Top of EXERCISE INPUTS

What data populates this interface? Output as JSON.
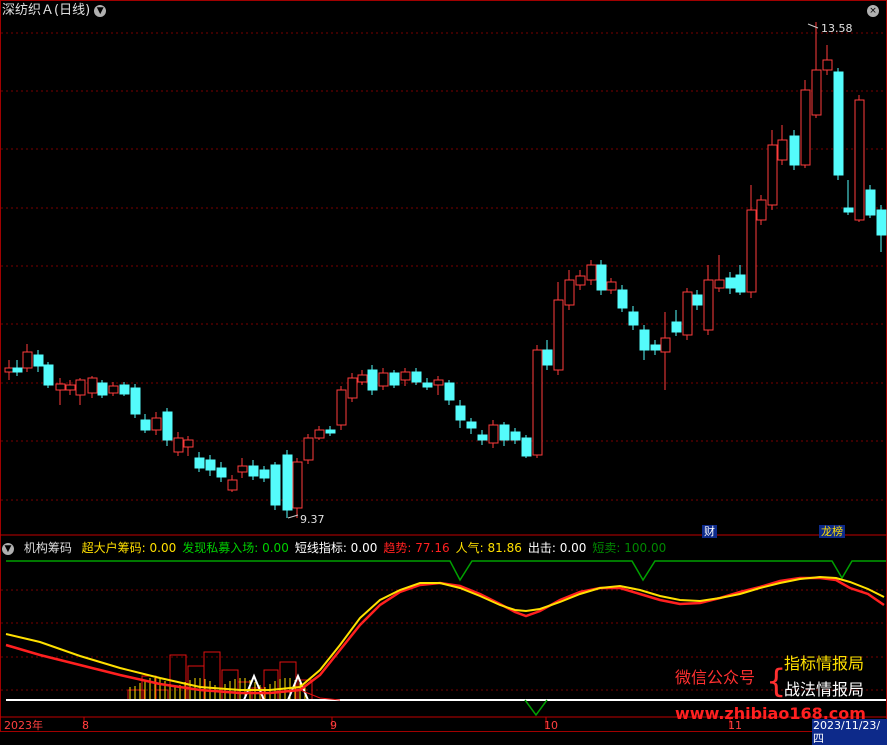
{
  "header": {
    "title": "深纺织Ａ(日线)",
    "icon": "chevron-down-icon",
    "settings_icon": "close-circle-icon"
  },
  "price": {
    "high_label": "13.58",
    "low_label": "9.37"
  },
  "indicator": {
    "name": "机构筹码",
    "items": [
      {
        "label": "超大户筹码: 0.00",
        "color": "#ffe000"
      },
      {
        "label": "发现私募入场: 0.00",
        "color": "#00d000"
      },
      {
        "label": "短线指标: 0.00",
        "color": "#ffffff"
      },
      {
        "label": "趋势: 77.16",
        "color": "#ff2020"
      },
      {
        "label": "人气: 81.86",
        "color": "#ffe000"
      },
      {
        "label": "出击: 0.00",
        "color": "#ffffff"
      },
      {
        "label": "短卖: 100.00",
        "color": "#008800"
      }
    ]
  },
  "tags": {
    "cai": "财",
    "longhu": "龙榜"
  },
  "watermark": {
    "line1": "微信公众号",
    "brace": "{",
    "line2": "指标情报局",
    "line3": "战法情报局",
    "url": "www.zhibiao168.com"
  },
  "x_axis": {
    "year": "2023年",
    "m8": "8",
    "m9": "9",
    "m10": "10",
    "m11": "11",
    "cursor_date": "2023/11/23/四"
  },
  "colors": {
    "up": "#ff3c3c",
    "down": "#54fcfc",
    "grid": "#7a0000",
    "trend": "#ff2020",
    "popularity": "#ffe000",
    "short_sell": "#00a000"
  }
}
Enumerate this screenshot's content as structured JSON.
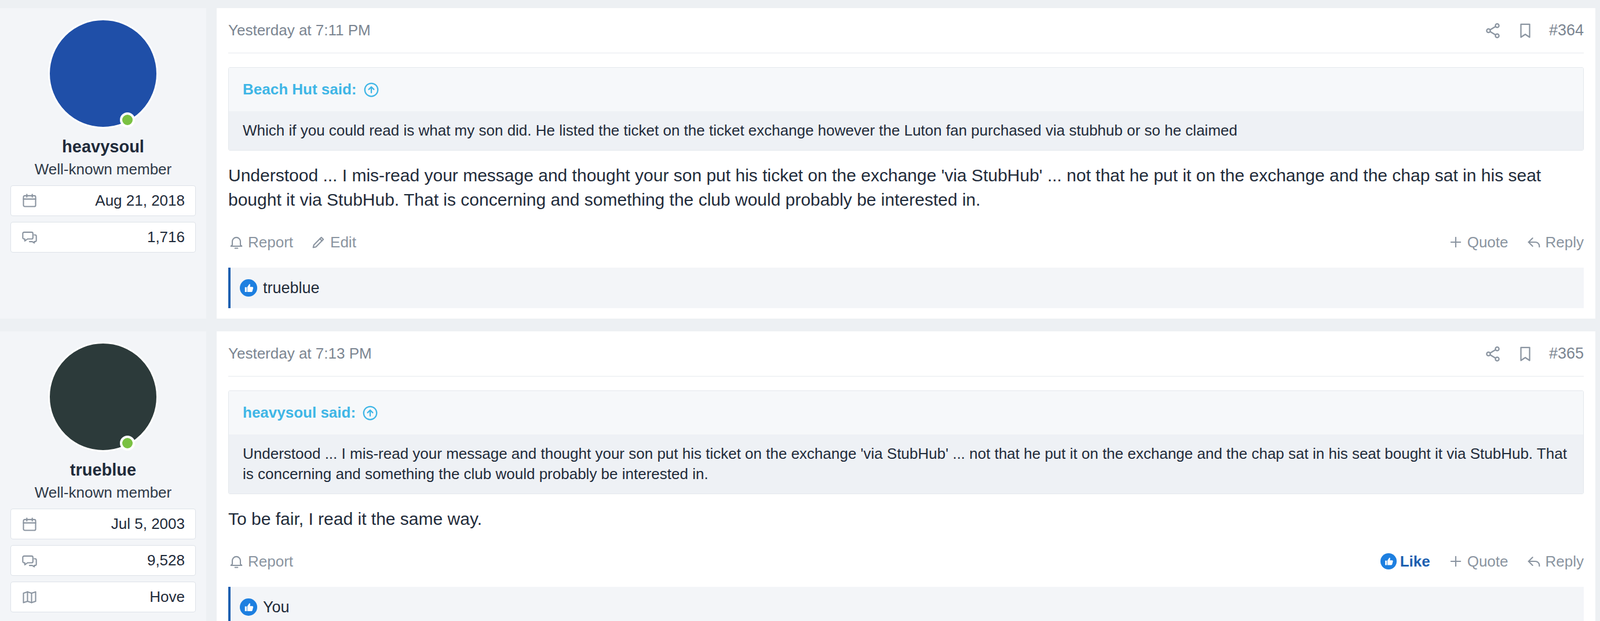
{
  "posts": [
    {
      "author": {
        "name": "heavysoul",
        "title": "Well-known member",
        "joined": "Aug 21, 2018",
        "messages": "1,716",
        "location": "",
        "online": true,
        "avatar_color": "#1f4fa8"
      },
      "time": "Yesterday at 7:11 PM",
      "number": "#364",
      "quote": {
        "author": "Beach Hut said:",
        "text": "Which if you could read is what my son did. He listed the ticket on the ticket exchange however the Luton fan purchased via stubhub or so he claimed"
      },
      "body": "Understood ... I mis-read your message and thought your son put his ticket on the exchange 'via StubHub' ... not that he put it on the exchange and the chap sat in his seat bought it via StubHub. That is concerning and something the club would probably be interested in.",
      "actions_left": [
        {
          "label": "Report",
          "kind": "report",
          "selected": false
        },
        {
          "label": "Edit",
          "kind": "edit",
          "selected": false
        }
      ],
      "actions_right": [
        {
          "label": "Quote",
          "kind": "quote",
          "selected": false
        },
        {
          "label": "Reply",
          "kind": "reply",
          "selected": false
        }
      ],
      "reactions": "trueblue"
    },
    {
      "author": {
        "name": "trueblue",
        "title": "Well-known member",
        "joined": "Jul 5, 2003",
        "messages": "9,528",
        "location": "Hove",
        "online": true,
        "avatar_color": "#2c3a3a"
      },
      "time": "Yesterday at 7:13 PM",
      "number": "#365",
      "quote": {
        "author": "heavysoul said:",
        "text": "Understood ... I mis-read your message and thought your son put his ticket on the exchange 'via StubHub' ... not that he put it on the exchange and the chap sat in his seat bought it via StubHub. That is concerning and something the club would probably be interested in."
      },
      "body": "To be fair, I read it the same way.",
      "actions_left": [
        {
          "label": "Report",
          "kind": "report",
          "selected": false
        }
      ],
      "actions_right": [
        {
          "label": "Like",
          "kind": "like",
          "selected": true
        },
        {
          "label": "Quote",
          "kind": "quote",
          "selected": false
        },
        {
          "label": "Reply",
          "kind": "reply",
          "selected": false
        }
      ],
      "reactions": "You"
    }
  ]
}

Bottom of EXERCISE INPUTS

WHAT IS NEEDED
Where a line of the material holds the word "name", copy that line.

WRITTEN REPLY
    "name": "机构筹码",
        "name": "heavysoul",
        "name": "trueblue",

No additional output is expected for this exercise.